And while 120,000 residents were hastily evacuated from the “Zone of Alienation” around Chernobyl, about 600,000 emergency workers eventually went into the area, trying to seal the reactor and make the area safe again. About 31,000 soldiers camped out near the reactor, where radioactivity reached about 1,000 times the normal levels within a week, and contaminated the drinking water.
Cathie Sullivan, a New Mexico activist, worked with Chernobyl liquidator, Natalia Manzurova, during three trips to the former Soviet Union in the early 2000s. Natalia was one of 750,000 Soviet citizens sent to deal with the Chernobyl catastrophe. Natalia is now in her early 60s and has long struggled with multiple health issues. She was treated last year for a brain tumor that was found to be cancerous. A second tumor has since been found and funds were recently raised among activists around the world to help with the costs of this latest treatment.

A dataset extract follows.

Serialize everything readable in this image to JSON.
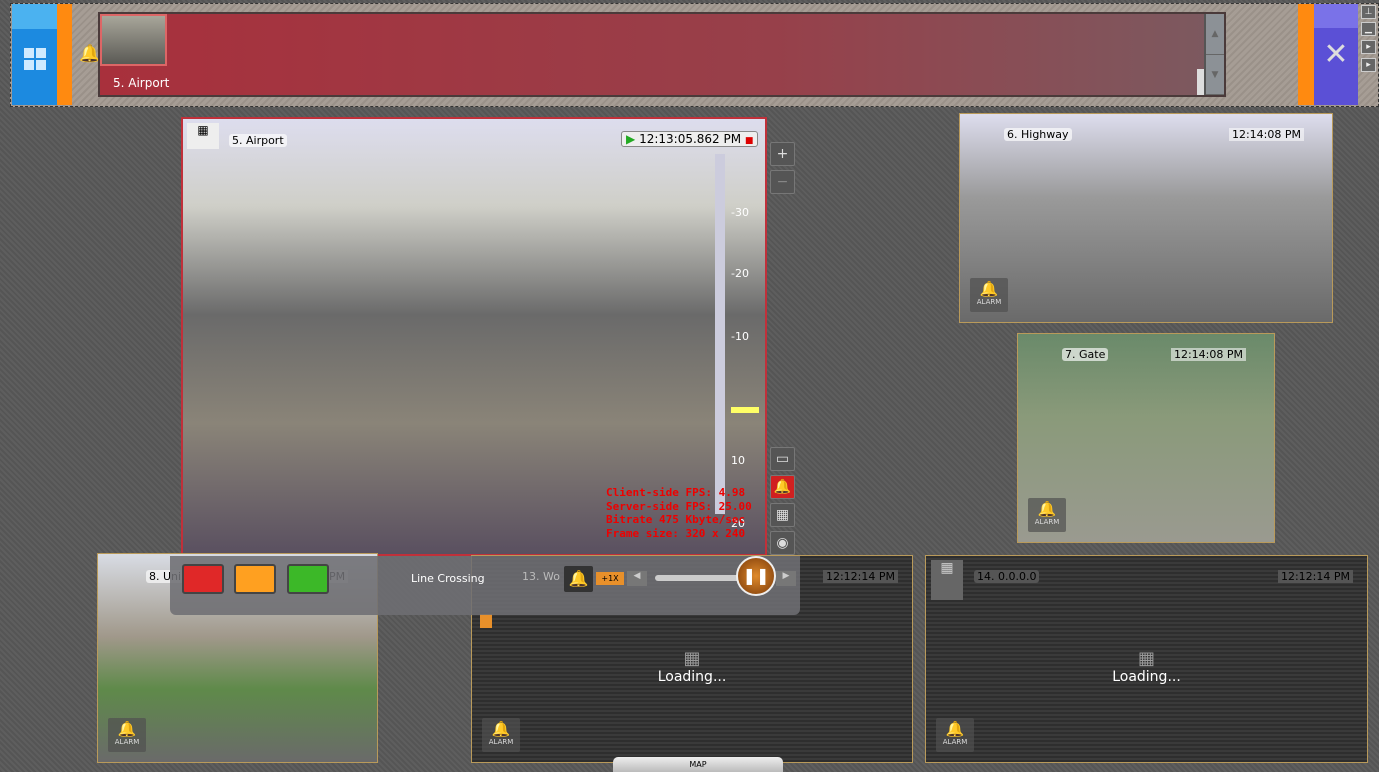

Natalia and Cathie together authored a short book, “Hard Duty, A woman’s experience at Chernobyl” describing Natalia’s harrowing four and a half years as a Chernobyl liquidator. What follows is an excerpt from that book with some minor edits.
By Natalia Manzurova
When I tell people that I was at Chernobyl they often ask if I had to go. My training is in radiation biology and I was born in a city that was part of the secret Soviet nuclear weapons complex, much like Los Alamos, New Mexico, where the first A-bomb was built. People from my city considered it a duty to go to Chernobyl, just as New York City firefighters went to the World Trade Center on 9/11.
Because of the radiation danger to women of child-bearing age, those under 30 did not go, but being 35 in 1987, I began my 4.5 years of work at Chernobyl. Chernobyl depressed me so much when I first arrived that for almost three days I either wept or tried hard not to. We were short-handed and had to work 12 hour shifts. Several workers shared one room in a hostel, each with a bunk where he or she slept during his/her shift period. During the next shift other people slept in the same bunks. Before leaving for a break we put our clothes into plastic bags and stored them.
Alcohol was forbidden and we were checked when we arrived or left the 18 mile exclusion zone around the plant. Liquor soon crossed the fence, however, and became like money. There were no groceries available and meals were served in a large mess hall. Cooks put our food on trays moving on a conveyer belt and the joke was that Chernobyl’s Liquidators and Soviet cattle got their food in the same way.